Action item = Write out the records in full, exactly as given, but without the images.

Entries supplied =
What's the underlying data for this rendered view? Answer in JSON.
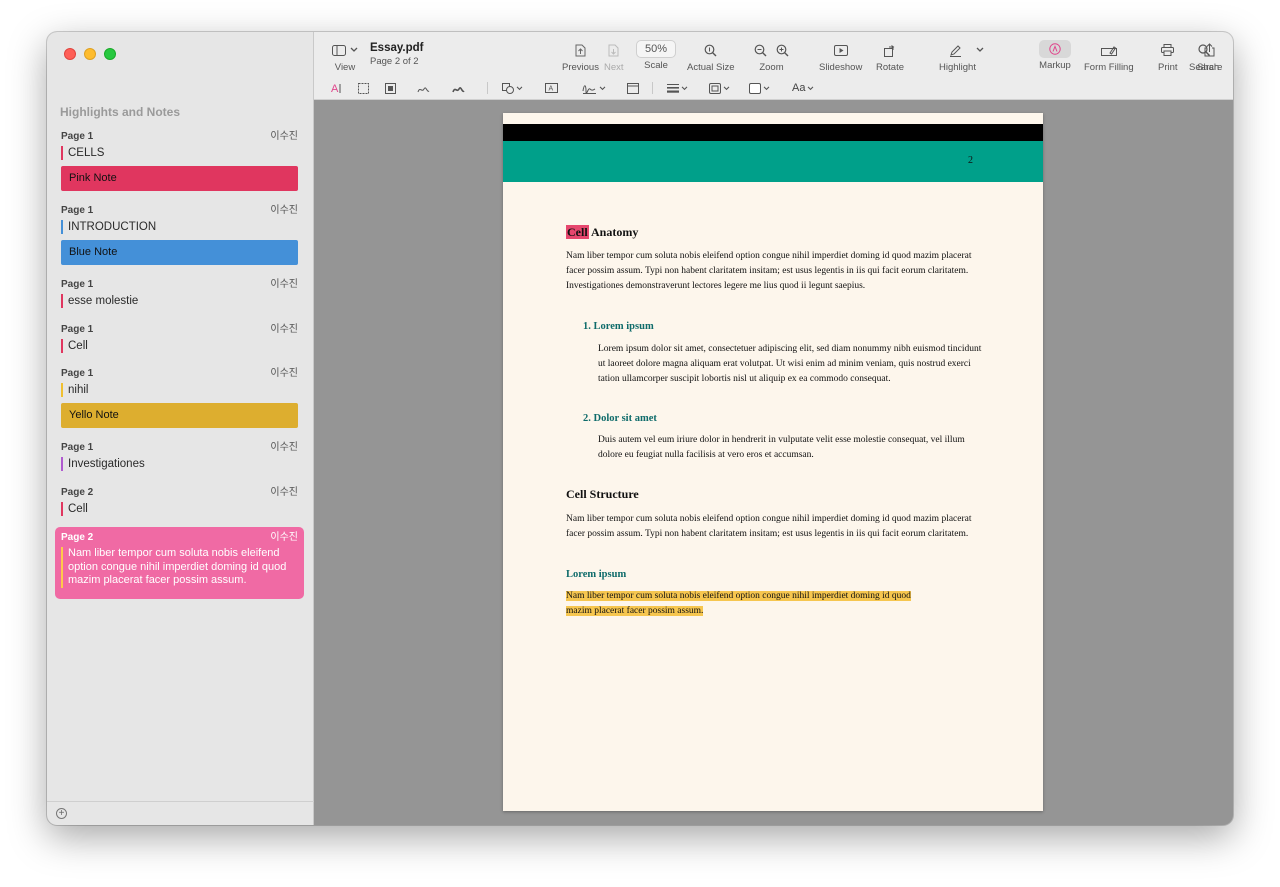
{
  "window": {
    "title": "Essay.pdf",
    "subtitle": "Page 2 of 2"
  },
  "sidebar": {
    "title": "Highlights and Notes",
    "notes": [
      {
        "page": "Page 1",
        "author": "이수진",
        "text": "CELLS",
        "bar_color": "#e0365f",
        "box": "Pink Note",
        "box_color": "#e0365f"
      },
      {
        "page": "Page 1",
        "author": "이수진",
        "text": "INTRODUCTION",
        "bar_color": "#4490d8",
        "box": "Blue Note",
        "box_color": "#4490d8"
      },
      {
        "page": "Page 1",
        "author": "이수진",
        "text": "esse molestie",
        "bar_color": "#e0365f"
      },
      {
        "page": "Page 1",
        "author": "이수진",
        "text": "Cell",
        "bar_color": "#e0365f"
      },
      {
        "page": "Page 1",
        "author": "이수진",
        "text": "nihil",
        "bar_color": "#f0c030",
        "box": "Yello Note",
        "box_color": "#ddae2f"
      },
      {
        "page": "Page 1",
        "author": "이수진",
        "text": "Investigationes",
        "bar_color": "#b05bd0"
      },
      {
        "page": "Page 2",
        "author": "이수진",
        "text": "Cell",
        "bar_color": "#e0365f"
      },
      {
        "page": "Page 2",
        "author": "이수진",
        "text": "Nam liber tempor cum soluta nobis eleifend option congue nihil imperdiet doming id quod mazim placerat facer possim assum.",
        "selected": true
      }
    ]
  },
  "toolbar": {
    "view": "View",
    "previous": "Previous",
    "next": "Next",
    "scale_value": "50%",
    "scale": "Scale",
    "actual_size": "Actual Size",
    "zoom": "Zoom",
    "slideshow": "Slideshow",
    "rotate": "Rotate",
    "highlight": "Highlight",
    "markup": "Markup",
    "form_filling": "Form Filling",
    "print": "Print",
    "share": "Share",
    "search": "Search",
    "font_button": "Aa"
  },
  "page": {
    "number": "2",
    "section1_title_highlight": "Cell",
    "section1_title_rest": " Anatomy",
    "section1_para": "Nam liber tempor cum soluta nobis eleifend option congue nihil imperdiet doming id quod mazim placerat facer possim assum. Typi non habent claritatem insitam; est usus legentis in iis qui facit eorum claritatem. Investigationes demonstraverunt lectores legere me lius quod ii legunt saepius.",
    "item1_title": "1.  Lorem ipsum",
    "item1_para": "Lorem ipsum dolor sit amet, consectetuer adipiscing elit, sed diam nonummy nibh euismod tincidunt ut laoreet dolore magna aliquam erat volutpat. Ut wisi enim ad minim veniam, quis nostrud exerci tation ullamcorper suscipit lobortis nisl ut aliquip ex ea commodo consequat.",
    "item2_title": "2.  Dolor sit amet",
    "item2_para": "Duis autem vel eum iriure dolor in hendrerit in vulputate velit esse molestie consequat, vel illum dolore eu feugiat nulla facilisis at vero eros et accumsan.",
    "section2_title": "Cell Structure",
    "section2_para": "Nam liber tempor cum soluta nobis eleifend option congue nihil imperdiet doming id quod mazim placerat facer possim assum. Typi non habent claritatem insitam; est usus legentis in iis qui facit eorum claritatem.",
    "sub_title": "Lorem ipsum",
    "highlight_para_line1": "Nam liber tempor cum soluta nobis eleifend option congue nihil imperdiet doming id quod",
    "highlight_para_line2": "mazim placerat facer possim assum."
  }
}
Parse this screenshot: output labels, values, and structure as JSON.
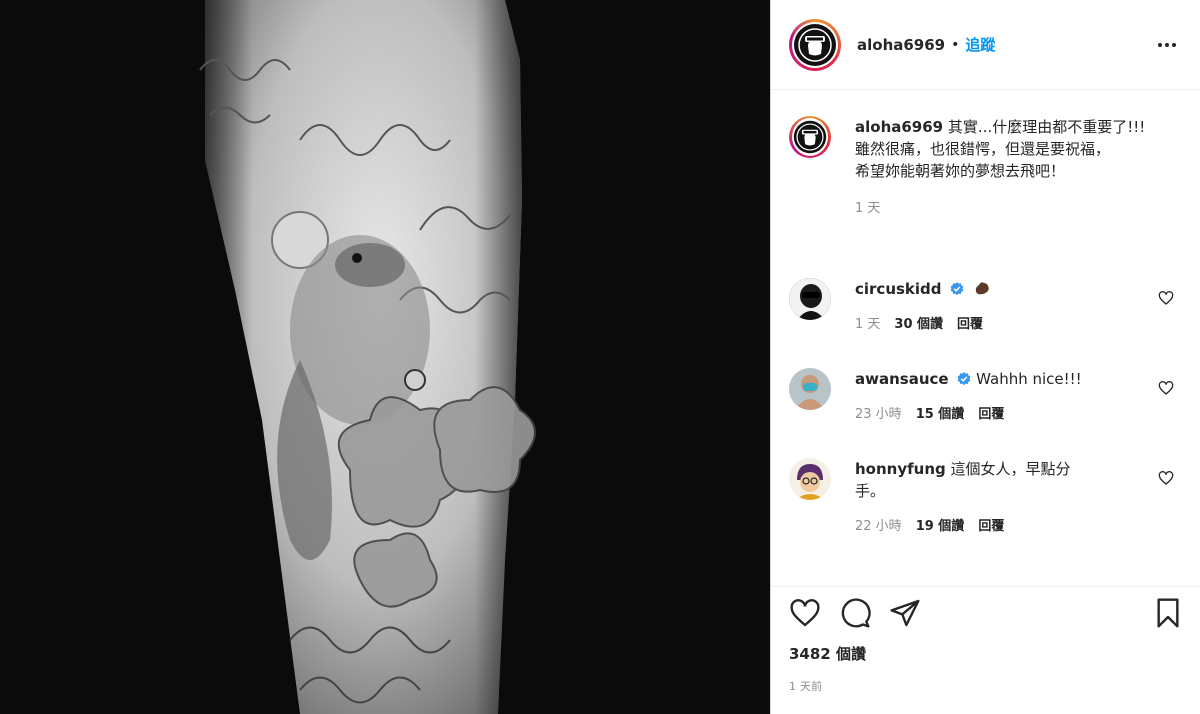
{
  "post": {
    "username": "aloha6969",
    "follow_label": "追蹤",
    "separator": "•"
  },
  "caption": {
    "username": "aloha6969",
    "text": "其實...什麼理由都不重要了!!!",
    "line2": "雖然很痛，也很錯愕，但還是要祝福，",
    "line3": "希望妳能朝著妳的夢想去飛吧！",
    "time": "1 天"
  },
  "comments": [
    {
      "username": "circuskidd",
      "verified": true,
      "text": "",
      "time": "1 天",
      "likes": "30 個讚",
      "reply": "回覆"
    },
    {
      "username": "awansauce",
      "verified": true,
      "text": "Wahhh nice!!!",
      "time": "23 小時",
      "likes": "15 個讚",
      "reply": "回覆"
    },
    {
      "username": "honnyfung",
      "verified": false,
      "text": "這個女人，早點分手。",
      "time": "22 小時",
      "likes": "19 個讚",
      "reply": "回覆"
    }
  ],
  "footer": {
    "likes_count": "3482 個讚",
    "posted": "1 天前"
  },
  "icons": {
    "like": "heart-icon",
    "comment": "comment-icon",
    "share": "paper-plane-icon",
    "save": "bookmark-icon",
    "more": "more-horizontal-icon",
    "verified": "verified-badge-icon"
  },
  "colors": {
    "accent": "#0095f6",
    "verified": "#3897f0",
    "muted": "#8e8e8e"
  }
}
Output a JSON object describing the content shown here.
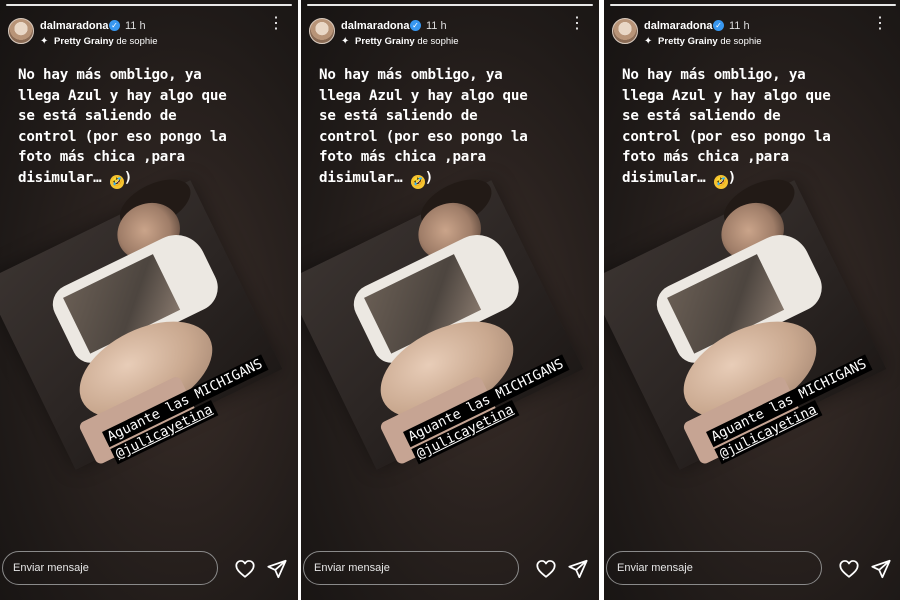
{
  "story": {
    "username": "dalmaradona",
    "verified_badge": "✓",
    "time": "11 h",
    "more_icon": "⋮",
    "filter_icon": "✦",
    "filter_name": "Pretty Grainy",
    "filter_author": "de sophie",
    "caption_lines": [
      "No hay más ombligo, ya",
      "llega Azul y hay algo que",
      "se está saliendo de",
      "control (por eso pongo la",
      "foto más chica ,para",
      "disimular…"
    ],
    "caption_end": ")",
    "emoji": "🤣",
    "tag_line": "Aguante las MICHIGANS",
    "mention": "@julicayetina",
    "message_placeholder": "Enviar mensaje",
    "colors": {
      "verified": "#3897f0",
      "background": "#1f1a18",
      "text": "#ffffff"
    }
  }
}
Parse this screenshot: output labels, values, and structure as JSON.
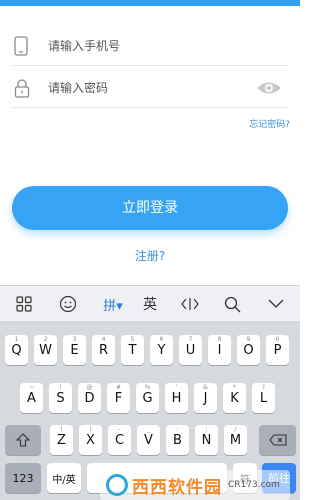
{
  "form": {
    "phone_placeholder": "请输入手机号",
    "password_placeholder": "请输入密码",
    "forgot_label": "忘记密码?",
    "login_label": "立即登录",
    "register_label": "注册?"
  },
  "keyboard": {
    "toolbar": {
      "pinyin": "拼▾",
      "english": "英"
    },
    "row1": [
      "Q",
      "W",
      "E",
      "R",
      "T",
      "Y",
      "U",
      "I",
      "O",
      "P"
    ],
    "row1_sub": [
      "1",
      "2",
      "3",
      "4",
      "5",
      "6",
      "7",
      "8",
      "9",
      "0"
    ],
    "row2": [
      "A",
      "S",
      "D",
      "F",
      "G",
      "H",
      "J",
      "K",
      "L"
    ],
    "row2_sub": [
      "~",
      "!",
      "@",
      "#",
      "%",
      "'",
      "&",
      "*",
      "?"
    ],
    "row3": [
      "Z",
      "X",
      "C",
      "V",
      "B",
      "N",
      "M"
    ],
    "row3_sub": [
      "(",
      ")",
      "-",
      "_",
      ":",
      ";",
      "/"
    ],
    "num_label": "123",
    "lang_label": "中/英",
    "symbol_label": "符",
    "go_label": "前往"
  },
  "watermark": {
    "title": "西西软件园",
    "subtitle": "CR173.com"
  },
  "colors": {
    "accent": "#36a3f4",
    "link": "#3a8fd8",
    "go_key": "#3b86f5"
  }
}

Completed task =
What's the underlying data for this rendered view? Answer in JSON.
{
  "window": {
    "title": "Essay.pdf",
    "subtitle": "Page 2 of 2"
  },
  "sidebar": {
    "title": "Highlights and Notes",
    "notes": [
      {
        "page": "Page 1",
        "author": "이수진",
        "text": "CELLS",
        "bar_color": "#e0365f",
        "box": "Pink Note",
        "box_color": "#e0365f"
      },
      {
        "page": "Page 1",
        "author": "이수진",
        "text": "INTRODUCTION",
        "bar_color": "#4490d8",
        "box": "Blue Note",
        "box_color": "#4490d8"
      },
      {
        "page": "Page 1",
        "author": "이수진",
        "text": "esse molestie",
        "bar_color": "#e0365f"
      },
      {
        "page": "Page 1",
        "author": "이수진",
        "text": "Cell",
        "bar_color": "#e0365f"
      },
      {
        "page": "Page 1",
        "author": "이수진",
        "text": "nihil",
        "bar_color": "#f0c030",
        "box": "Yello Note",
        "box_color": "#ddae2f"
      },
      {
        "page": "Page 1",
        "author": "이수진",
        "text": "Investigationes",
        "bar_color": "#b05bd0"
      },
      {
        "page": "Page 2",
        "author": "이수진",
        "text": "Cell",
        "bar_color": "#e0365f"
      },
      {
        "page": "Page 2",
        "author": "이수진",
        "text": "Nam liber tempor cum soluta nobis eleifend option congue nihil imperdiet doming id quod mazim placerat facer possim assum.",
        "selected": true
      }
    ]
  },
  "toolbar": {
    "view": "View",
    "previous": "Previous",
    "next": "Next",
    "scale_value": "50%",
    "scale": "Scale",
    "actual_size": "Actual Size",
    "zoom": "Zoom",
    "slideshow": "Slideshow",
    "rotate": "Rotate",
    "highlight": "Highlight",
    "markup": "Markup",
    "form_filling": "Form Filling",
    "print": "Print",
    "share": "Share",
    "search": "Search",
    "font_button": "Aa"
  },
  "page": {
    "number": "2",
    "section1_title_highlight": "Cell",
    "section1_title_rest": " Anatomy",
    "section1_para": "Nam liber tempor cum soluta nobis eleifend option congue nihil imperdiet doming id quod mazim placerat facer possim assum. Typi non habent claritatem insitam; est usus legentis in iis qui facit eorum claritatem. Investigationes demonstraverunt lectores legere me lius quod ii legunt saepius.",
    "item1_title": "1.  Lorem ipsum",
    "item1_para": "Lorem ipsum dolor sit amet, consectetuer adipiscing elit, sed diam nonummy nibh euismod tincidunt ut laoreet dolore magna aliquam erat volutpat. Ut wisi enim ad minim veniam, quis nostrud exerci tation ullamcorper suscipit lobortis nisl ut aliquip ex ea commodo consequat.",
    "item2_title": "2.  Dolor sit amet",
    "item2_para": "Duis autem vel eum iriure dolor in hendrerit in vulputate velit esse molestie consequat, vel illum dolore eu feugiat nulla facilisis at vero eros et accumsan.",
    "section2_title": "Cell Structure",
    "section2_para": "Nam liber tempor cum soluta nobis eleifend option congue nihil imperdiet doming id quod mazim placerat facer possim assum. Typi non habent claritatem insitam; est usus legentis in iis qui facit eorum claritatem.",
    "sub_title": "Lorem ipsum",
    "highlight_para_line1": "Nam liber tempor cum soluta nobis eleifend option congue nihil imperdiet doming id quod",
    "highlight_para_line2": "mazim placerat facer possim assum."
  }
}
Parse this screenshot: output labels, values, and structure as JSON.
{
  "post": {
    "username": "aloha6969",
    "follow_label": "追蹤",
    "separator": "•"
  },
  "caption": {
    "username": "aloha6969",
    "text": "其實...什麼理由都不重要了!!!",
    "line2": "雖然很痛，也很錯愕，但還是要祝福，",
    "line3": "希望妳能朝著妳的夢想去飛吧！",
    "time": "1 天"
  },
  "comments": [
    {
      "username": "circuskidd",
      "verified": true,
      "text": "",
      "time": "1 天",
      "likes": "30 個讚",
      "reply": "回覆"
    },
    {
      "username": "awansauce",
      "verified": true,
      "text": "Wahhh nice!!!",
      "time": "23 小時",
      "likes": "15 個讚",
      "reply": "回覆"
    },
    {
      "username": "honnyfung",
      "verified": false,
      "text": "這個女人，早點分手。",
      "time": "22 小時",
      "likes": "19 個讚",
      "reply": "回覆"
    }
  ],
  "footer": {
    "likes_count": "3482 個讚",
    "posted": "1 天前"
  },
  "icons": {
    "like": "heart-icon",
    "comment": "comment-icon",
    "share": "paper-plane-icon",
    "save": "bookmark-icon",
    "more": "more-horizontal-icon",
    "verified": "verified-badge-icon"
  },
  "colors": {
    "accent": "#0095f6",
    "verified": "#3897f0",
    "muted": "#8e8e8e"
  }
}
Output a JSON object describing the content shown here.
{
  "story": {
    "username": "dalmaradona",
    "verified_badge": "✓",
    "time": "11 h",
    "more_icon": "⋮",
    "filter_icon": "✦",
    "filter_name": "Pretty Grainy",
    "filter_author": "de sophie",
    "caption_lines": [
      "No hay más ombligo, ya",
      "llega Azul y hay algo que",
      "se está saliendo de",
      "control (por eso pongo la",
      "foto más chica ,para",
      "disimular…"
    ],
    "caption_end": ")",
    "emoji": "🤣",
    "tag_line": "Aguante las MICHIGANS",
    "mention": "@julicayetina",
    "message_placeholder": "Enviar mensaje",
    "colors": {
      "verified": "#3897f0",
      "background": "#1f1a18",
      "text": "#ffffff"
    }
  }
}
Parse this screenshot: output labels, values, and structure as JSON.
{
  "form": {
    "phone_placeholder": "请输入手机号",
    "password_placeholder": "请输入密码",
    "forgot_label": "忘记密码?",
    "login_label": "立即登录",
    "register_label": "注册?"
  },
  "keyboard": {
    "toolbar": {
      "pinyin": "拼▾",
      "english": "英"
    },
    "row1": [
      "Q",
      "W",
      "E",
      "R",
      "T",
      "Y",
      "U",
      "I",
      "O",
      "P"
    ],
    "row1_sub": [
      "1",
      "2",
      "3",
      "4",
      "5",
      "6",
      "7",
      "8",
      "9",
      "0"
    ],
    "row2": [
      "A",
      "S",
      "D",
      "F",
      "G",
      "H",
      "J",
      "K",
      "L"
    ],
    "row2_sub": [
      "~",
      "!",
      "@",
      "#",
      "%",
      "'",
      "&",
      "*",
      "?"
    ],
    "row3": [
      "Z",
      "X",
      "C",
      "V",
      "B",
      "N",
      "M"
    ],
    "row3_sub": [
      "(",
      ")",
      "-",
      "_",
      ":",
      ";",
      "/"
    ],
    "num_label": "123",
    "lang_label": "中/英",
    "symbol_label": "符",
    "go_label": "前往"
  },
  "watermark": {
    "title": "西西软件园",
    "subtitle": "CR173.com"
  },
  "colors": {
    "accent": "#36a3f4",
    "link": "#3a8fd8",
    "go_key": "#3b86f5"
  }
}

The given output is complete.